------ Extracted records ------

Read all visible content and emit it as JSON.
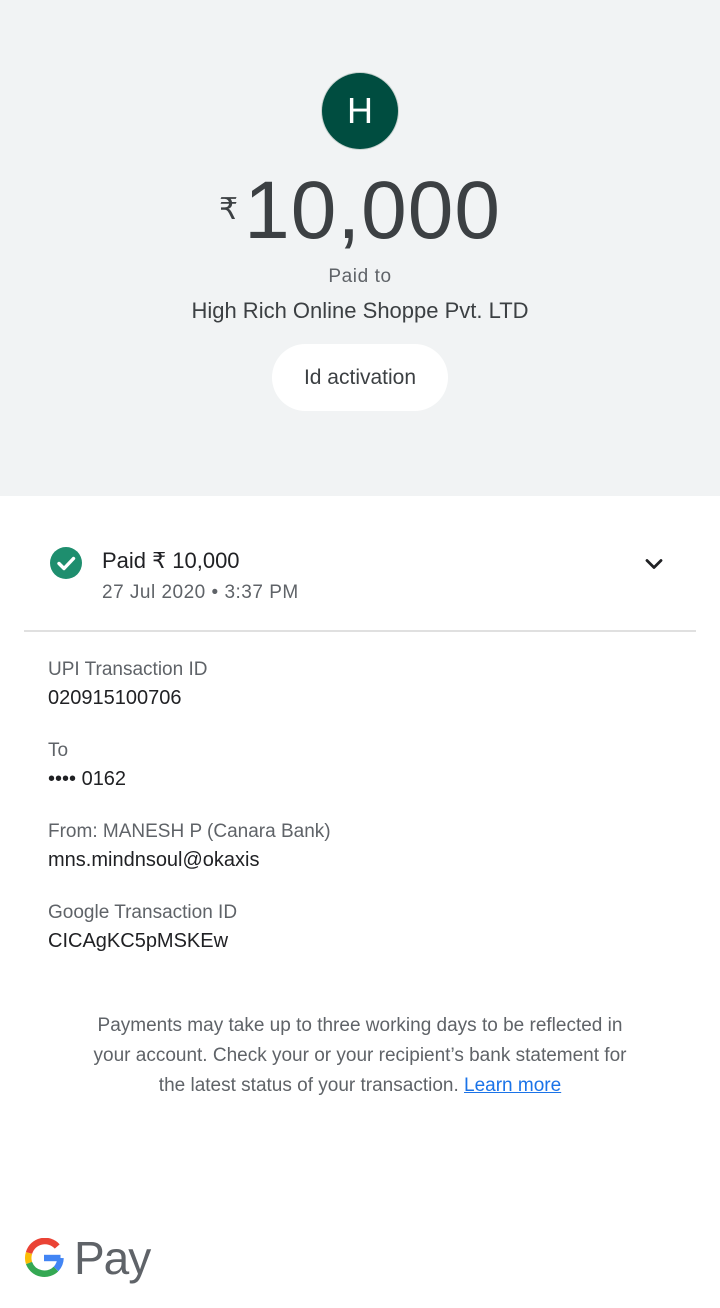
{
  "hero": {
    "avatar_letter": "H",
    "currency_symbol": "₹",
    "amount": "10,000",
    "paid_to_label": "Paid to",
    "payee_name": "High Rich Online Shoppe Pvt. LTD",
    "note": "Id activation"
  },
  "status": {
    "title": "Paid ₹ 10,000",
    "datetime": "27 Jul 2020 • 3:37 PM",
    "icon": "check-circle-icon",
    "expand_icon": "chevron-down-icon"
  },
  "details": [
    {
      "label": "UPI Transaction ID",
      "value": "020915100706"
    },
    {
      "label": "To",
      "value": "•••• 0162"
    },
    {
      "label": "From: MANESH P (Canara Bank)",
      "value": "mns.mindnsoul@okaxis"
    },
    {
      "label": "Google Transaction ID",
      "value": "CICAgKC5pMSKEw"
    }
  ],
  "disclaimer": {
    "text": "Payments may take up to three working days to be reflected in your account. Check your or your recipient’s bank statement for the latest status of your transaction. ",
    "link": "Learn more"
  },
  "brand": {
    "logo_icon": "google-g-icon",
    "pay_text": "Pay"
  },
  "colors": {
    "avatar_bg": "#004d40",
    "success": "#1e8e6e",
    "link": "#1a73e8",
    "hero_bg": "#f1f3f4"
  }
}
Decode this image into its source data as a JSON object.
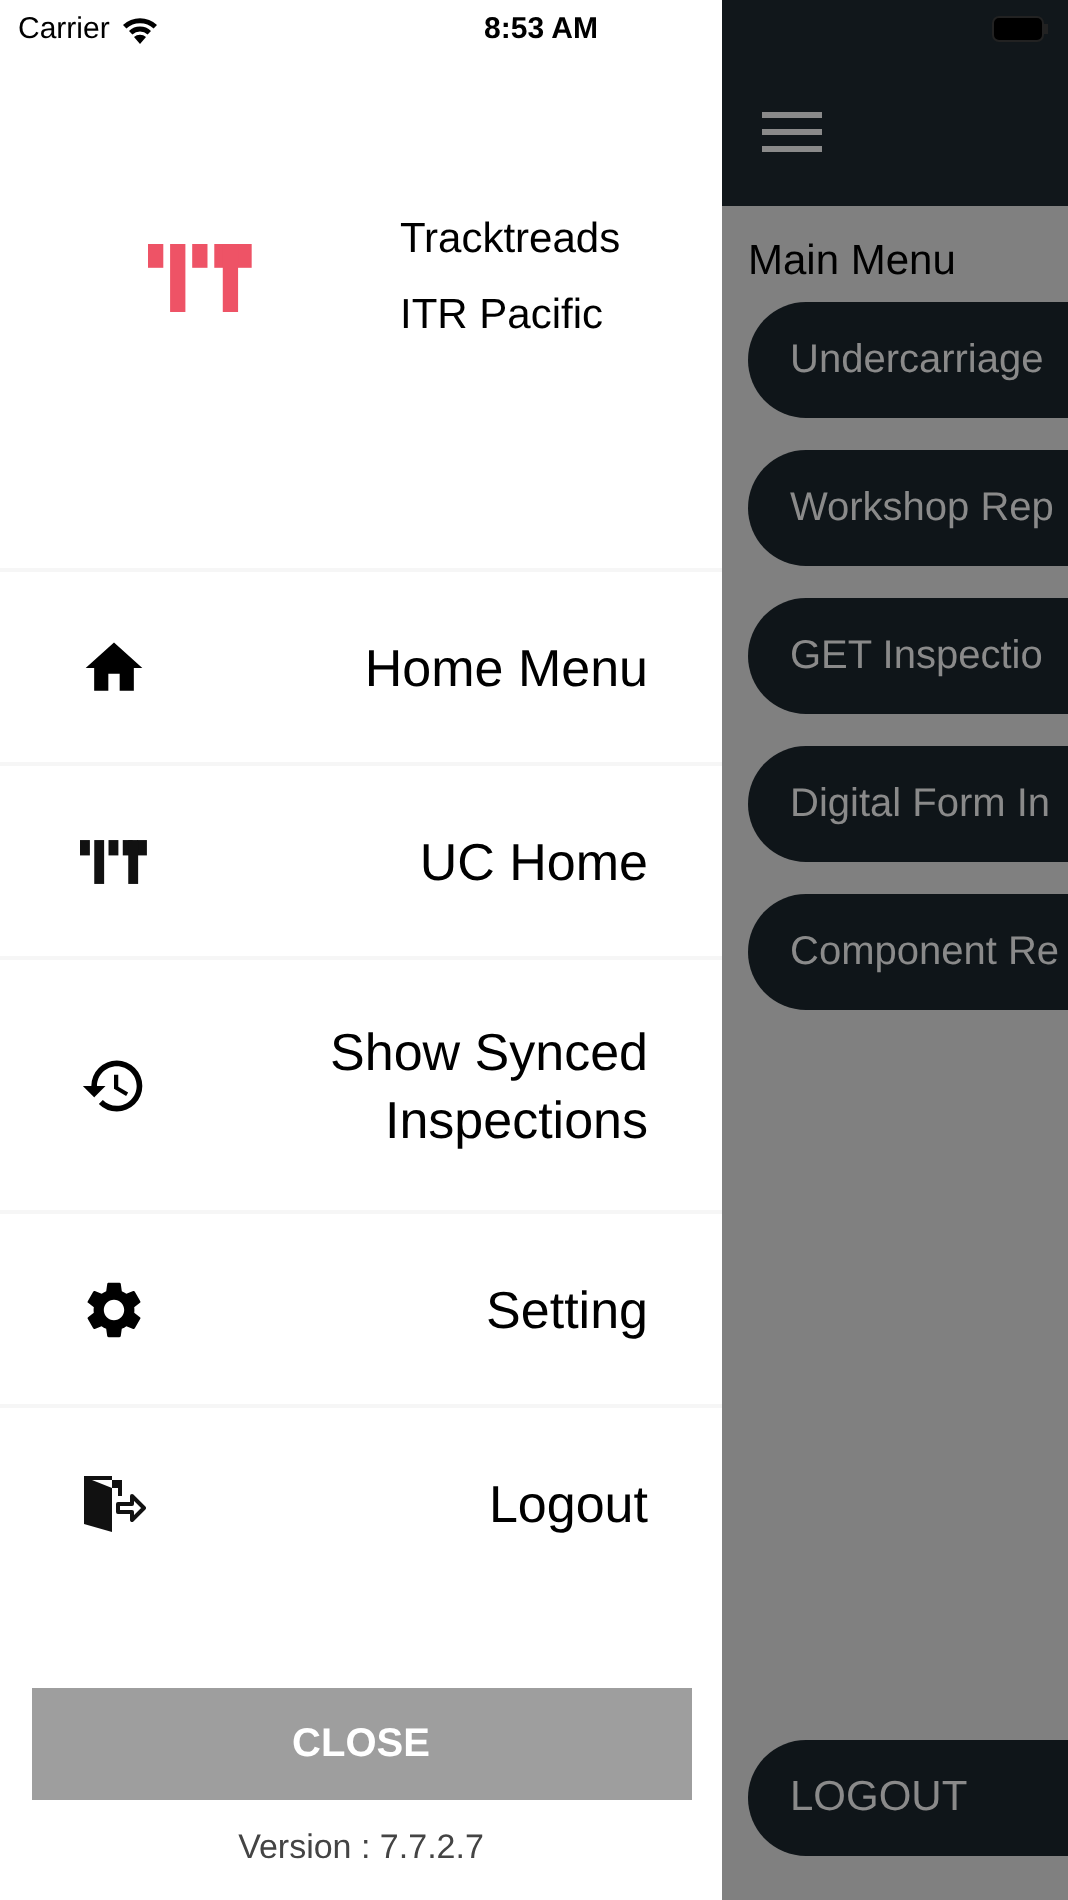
{
  "status_bar": {
    "carrier": "Carrier",
    "time": "8:53 AM"
  },
  "drawer": {
    "company": "Tracktreads",
    "branch": "ITR Pacific",
    "items": [
      {
        "label": "Home Menu",
        "kind": "home"
      },
      {
        "label": "UC Home",
        "kind": "tracks"
      },
      {
        "label": "Show Synced Inspections",
        "kind": "history"
      },
      {
        "label": "Setting",
        "kind": "gear"
      },
      {
        "label": "Logout",
        "kind": "exit"
      }
    ],
    "close_button": "CLOSE",
    "version": "Version : 7.7.2.7"
  },
  "main": {
    "heading": "Main Menu",
    "buttons": [
      "Undercarriage",
      "Workshop Rep",
      "GET Inspectio",
      "Digital Form In",
      "Component Re"
    ],
    "logout_button": "LOGOUT"
  }
}
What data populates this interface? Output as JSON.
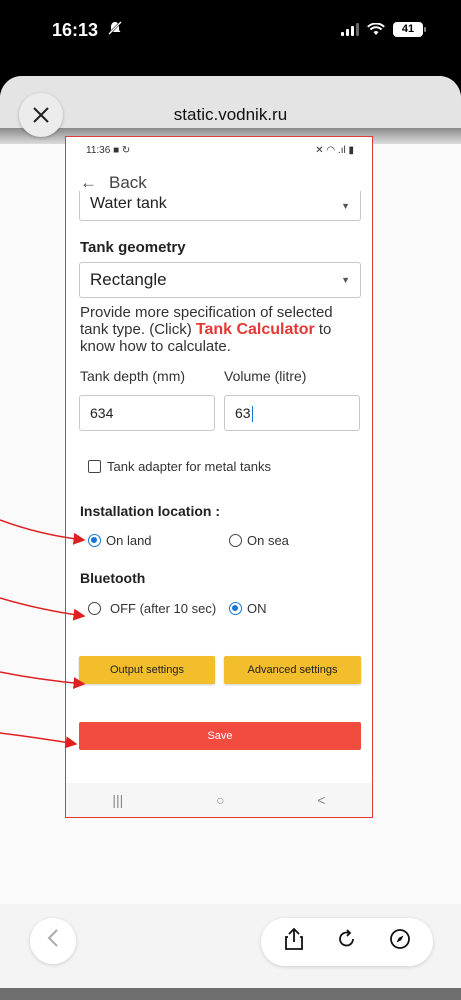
{
  "ios_status": {
    "time": "16:13",
    "battery": "41"
  },
  "browser": {
    "url": "static.vodnik.ru"
  },
  "app": {
    "status_time": "11:36",
    "back_label": "Back",
    "tank_type_value": "Water tank",
    "geometry_heading": "Tank geometry",
    "geometry_value": "Rectangle",
    "description_before": "Provide more specification of selected tank type. (Click) ",
    "description_link": "Tank Calculator",
    "description_after": " to know how to calculate.",
    "depth_label": "Tank depth (mm)",
    "depth_value": "634",
    "volume_label": "Volume (litre)",
    "volume_value": "63",
    "adapter_label": "Tank adapter for metal tanks",
    "location_heading": "Installation location :",
    "location_options": [
      "On land",
      "On sea"
    ],
    "location_selected": "On land",
    "bluetooth_heading": "Bluetooth",
    "bluetooth_options": [
      "OFF (after 10 sec)",
      "ON"
    ],
    "bluetooth_selected": "ON",
    "output_settings_label": "Output settings",
    "advanced_settings_label": "Advanced settings",
    "save_label": "Save"
  },
  "colors": {
    "accent_red": "#e53935",
    "radio_blue": "#1976d2",
    "button_yellow": "#f3be2b",
    "save_red": "#f14c3f"
  }
}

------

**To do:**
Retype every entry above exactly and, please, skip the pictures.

**Result below:**
Read all visible content and emit it as JSON.
{
  "hero": {
    "avatar_letter": "H",
    "currency_symbol": "₹",
    "amount": "10,000",
    "paid_to_label": "Paid to",
    "payee_name": "High Rich Online Shoppe Pvt. LTD",
    "note": "Id activation"
  },
  "status": {
    "title": "Paid ₹ 10,000",
    "datetime": "27 Jul 2020 • 3:37 PM",
    "icon": "check-circle-icon",
    "expand_icon": "chevron-down-icon"
  },
  "details": [
    {
      "label": "UPI Transaction ID",
      "value": "020915100706"
    },
    {
      "label": "To",
      "value": "•••• 0162"
    },
    {
      "label": "From: MANESH P (Canara Bank)",
      "value": "mns.mindnsoul@okaxis"
    },
    {
      "label": "Google Transaction ID",
      "value": "CICAgKC5pMSKEw"
    }
  ],
  "disclaimer": {
    "text": "Payments may take up to three working days to be reflected in your account. Check your or your recipient’s bank statement for the latest status of your transaction. ",
    "link": "Learn more"
  },
  "brand": {
    "logo_icon": "google-g-icon",
    "pay_text": "Pay"
  },
  "colors": {
    "avatar_bg": "#004d40",
    "success": "#1e8e6e",
    "link": "#1a73e8",
    "hero_bg": "#f1f3f4"
  }
}
Decode this image into its source data as a JSON object.
{
  "status_bar": {
    "carrier": "Carrier",
    "time": "8:53 AM"
  },
  "drawer": {
    "company": "Tracktreads",
    "branch": "ITR Pacific",
    "items": [
      {
        "label": "Home Menu",
        "kind": "home"
      },
      {
        "label": "UC Home",
        "kind": "tracks"
      },
      {
        "label": "Show Synced Inspections",
        "kind": "history"
      },
      {
        "label": "Setting",
        "kind": "gear"
      },
      {
        "label": "Logout",
        "kind": "exit"
      }
    ],
    "close_button": "CLOSE",
    "version": "Version : 7.7.2.7"
  },
  "main": {
    "heading": "Main Menu",
    "buttons": [
      "Undercarriage",
      "Workshop Rep",
      "GET Inspectio",
      "Digital Form In",
      "Component Re"
    ],
    "logout_button": "LOGOUT"
  }
}
What data populates this interface? Output as JSON.
{
  "ios_status": {
    "time": "16:13",
    "battery": "41"
  },
  "browser": {
    "url": "static.vodnik.ru"
  },
  "app": {
    "status_time": "11:36",
    "back_label": "Back",
    "tank_type_value": "Water tank",
    "geometry_heading": "Tank geometry",
    "geometry_value": "Rectangle",
    "description_before": "Provide more specification of selected tank type. (Click) ",
    "description_link": "Tank Calculator",
    "description_after": " to know how to calculate.",
    "depth_label": "Tank depth (mm)",
    "depth_value": "634",
    "volume_label": "Volume (litre)",
    "volume_value": "63",
    "adapter_label": "Tank adapter for metal tanks",
    "location_heading": "Installation location :",
    "location_options": [
      "On land",
      "On sea"
    ],
    "location_selected": "On land",
    "bluetooth_heading": "Bluetooth",
    "bluetooth_options": [
      "OFF (after 10 sec)",
      "ON"
    ],
    "bluetooth_selected": "ON",
    "output_settings_label": "Output settings",
    "advanced_settings_label": "Advanced settings",
    "save_label": "Save"
  },
  "colors": {
    "accent_red": "#e53935",
    "radio_blue": "#1976d2",
    "button_yellow": "#f3be2b",
    "save_red": "#f14c3f"
  }
}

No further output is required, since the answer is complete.